From cemetery project coordinator Bob Wascou - of the Jewish Genealogical Society of Sacramento - comes this information surrounding Goldstein's death.
In 1849, merchants Samuel Harris Goldstein and Moses Hyman came to California from New Orleans, Louisina.
Hyman settled in Sacramento, while Goldstein and his son, 14, were in Marysville, some 45 miles north of Sacramento. Goldstein's wife and other children were in New Orleans.
On May 30, 1850, Harris Goldstein, as he was known, took a steamer - the Governor Dana - to Sacramento, accompanied by his son.
Here is the Placer Times newspaper account of his tragic trip, published on Monday, June 1, 1850.
While no documentation exists, according to Wascou, he was likely buried in the old Sacramento City Cemetery by Moses Hyman, who was a religious man. Hyman had his own Torah scroll, conducted the first Sacramento high holiday services in 1849 or 1850, and was also a mohel (ritual circumciser), who traveled all over the Gold Rush territory.
Hyman donated the money he earned as a mohel to purchase the property for the Jewish cemetery in fall 1850.
On April 2, 1851, Hyman married Goldstein's widow, Rosina, and their son Kaufman was the first Jewish boy born in Sacramento in 1851.
Goldstein was re-interned in what is known as the old Jewish cemetery and again re-interned in the present day Jewish cemetery - Home of Peace - when all bodies were moved to the current Jewish cemetery.
[NOTE: The stone's inscription refers to Goldstein as a holy wise man and teacher. His Hebrew name appears to be Shemuel Zvi ben Ari Leib]
While the newspaper account is in a number of microfilms, Bob used the California Digital Newspaper Collection because it was the clearest.

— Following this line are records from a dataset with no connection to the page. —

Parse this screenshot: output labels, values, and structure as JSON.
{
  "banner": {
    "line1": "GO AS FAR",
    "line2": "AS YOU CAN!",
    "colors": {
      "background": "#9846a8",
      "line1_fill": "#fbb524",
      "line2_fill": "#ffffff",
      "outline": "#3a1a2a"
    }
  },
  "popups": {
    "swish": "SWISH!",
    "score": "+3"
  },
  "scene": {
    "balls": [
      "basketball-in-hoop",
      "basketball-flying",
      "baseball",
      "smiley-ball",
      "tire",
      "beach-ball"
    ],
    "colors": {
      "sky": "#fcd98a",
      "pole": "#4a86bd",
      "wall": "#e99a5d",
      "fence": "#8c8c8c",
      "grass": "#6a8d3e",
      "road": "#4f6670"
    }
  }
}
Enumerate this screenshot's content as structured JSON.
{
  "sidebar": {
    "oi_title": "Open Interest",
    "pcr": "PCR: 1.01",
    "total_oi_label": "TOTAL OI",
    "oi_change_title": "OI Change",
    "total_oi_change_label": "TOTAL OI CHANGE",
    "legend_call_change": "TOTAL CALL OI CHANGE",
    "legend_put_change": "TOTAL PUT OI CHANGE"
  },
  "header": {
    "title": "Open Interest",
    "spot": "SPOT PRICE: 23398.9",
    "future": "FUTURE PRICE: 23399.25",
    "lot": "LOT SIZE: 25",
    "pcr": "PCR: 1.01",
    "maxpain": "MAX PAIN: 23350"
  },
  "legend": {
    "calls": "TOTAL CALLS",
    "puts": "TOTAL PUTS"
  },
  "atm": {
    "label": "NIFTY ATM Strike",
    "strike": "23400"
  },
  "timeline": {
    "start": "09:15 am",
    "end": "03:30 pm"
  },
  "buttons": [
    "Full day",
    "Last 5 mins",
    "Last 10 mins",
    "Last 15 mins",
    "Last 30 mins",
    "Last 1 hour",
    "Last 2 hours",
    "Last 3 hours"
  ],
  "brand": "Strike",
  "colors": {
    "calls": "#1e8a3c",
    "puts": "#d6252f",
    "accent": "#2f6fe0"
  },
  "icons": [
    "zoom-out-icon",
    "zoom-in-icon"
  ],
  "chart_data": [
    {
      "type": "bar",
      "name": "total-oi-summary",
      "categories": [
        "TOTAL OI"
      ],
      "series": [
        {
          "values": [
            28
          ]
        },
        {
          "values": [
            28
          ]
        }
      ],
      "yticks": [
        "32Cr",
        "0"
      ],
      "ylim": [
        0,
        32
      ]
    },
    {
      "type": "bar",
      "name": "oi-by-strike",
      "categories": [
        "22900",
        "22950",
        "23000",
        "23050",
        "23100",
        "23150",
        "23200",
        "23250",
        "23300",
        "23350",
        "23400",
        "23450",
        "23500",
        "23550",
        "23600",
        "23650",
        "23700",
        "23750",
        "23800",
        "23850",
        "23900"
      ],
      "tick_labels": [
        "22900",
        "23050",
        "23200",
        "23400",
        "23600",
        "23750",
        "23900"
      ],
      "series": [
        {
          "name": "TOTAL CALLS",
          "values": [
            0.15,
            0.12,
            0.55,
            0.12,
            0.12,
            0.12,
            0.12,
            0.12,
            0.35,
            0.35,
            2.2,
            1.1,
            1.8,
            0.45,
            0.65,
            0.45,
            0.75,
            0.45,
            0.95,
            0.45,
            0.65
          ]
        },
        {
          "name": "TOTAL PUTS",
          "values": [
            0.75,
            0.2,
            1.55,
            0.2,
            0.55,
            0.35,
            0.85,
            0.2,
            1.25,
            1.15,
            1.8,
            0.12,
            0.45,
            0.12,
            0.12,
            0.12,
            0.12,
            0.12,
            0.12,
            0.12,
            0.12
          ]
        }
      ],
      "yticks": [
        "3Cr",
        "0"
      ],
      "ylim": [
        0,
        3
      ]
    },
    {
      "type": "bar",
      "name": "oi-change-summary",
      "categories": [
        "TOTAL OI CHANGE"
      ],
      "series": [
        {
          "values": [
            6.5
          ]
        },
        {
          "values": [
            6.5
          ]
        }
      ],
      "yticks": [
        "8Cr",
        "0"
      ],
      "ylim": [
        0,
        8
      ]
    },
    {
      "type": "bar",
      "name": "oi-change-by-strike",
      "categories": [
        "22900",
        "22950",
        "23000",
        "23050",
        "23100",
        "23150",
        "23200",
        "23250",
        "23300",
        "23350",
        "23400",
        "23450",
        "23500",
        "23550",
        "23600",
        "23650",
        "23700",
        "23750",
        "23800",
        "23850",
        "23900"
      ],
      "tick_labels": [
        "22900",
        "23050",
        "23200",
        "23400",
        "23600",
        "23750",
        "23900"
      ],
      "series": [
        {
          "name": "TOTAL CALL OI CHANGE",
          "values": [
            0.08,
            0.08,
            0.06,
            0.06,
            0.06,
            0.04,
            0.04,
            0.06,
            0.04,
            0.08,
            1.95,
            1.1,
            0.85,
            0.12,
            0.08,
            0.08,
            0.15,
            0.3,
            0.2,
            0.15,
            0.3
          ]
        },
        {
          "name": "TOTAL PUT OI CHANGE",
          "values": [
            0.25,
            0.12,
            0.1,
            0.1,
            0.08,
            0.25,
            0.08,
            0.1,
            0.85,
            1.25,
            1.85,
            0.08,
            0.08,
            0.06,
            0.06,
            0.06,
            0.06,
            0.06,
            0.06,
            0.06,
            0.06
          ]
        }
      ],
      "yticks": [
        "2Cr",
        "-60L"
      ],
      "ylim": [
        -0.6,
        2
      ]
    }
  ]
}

Bob has been researching in the archives of B'nai Israel congregation - the first Sacramento synagogue. Hyman was instrumental in its founding. When founded, the cemetery was owned by the Hebrew Benevolent Society, and later by the congregation. Home of Peace Cemetery is owned today by the B'nai Israel and Mosaic Law congregations.
He has full access to the Home of Peace records, but they aren't complete and the old cemetery records no longer exist. At the time there was no superintendent for the Old City Cemetery, so there is no record of who was interned there.
Goldstein's son, Jacob, was adopted by Hyman and known as Jacob Hyman. According to Bob, he was born in Poland and naturalized on August 1, 1856, but Bob has not yet found the naturalization papers. In the October 14, 1850 census, Bob notes that a Jack Hyman listed with Moses could be Jacob but he's still researching that.
Jack learned watchmaking from Hyman and operated a jewelry store in Sacramento. As far as Bob knows, he did not marry. He died December 21, 1897, and is buried in Home of Peace cemetery. The Sacramento Bee carried his obituary on December 23, but Bob has not yet obtained it.
Thanks, Bob, for sharing such an interesting story with Tracing the Tribe.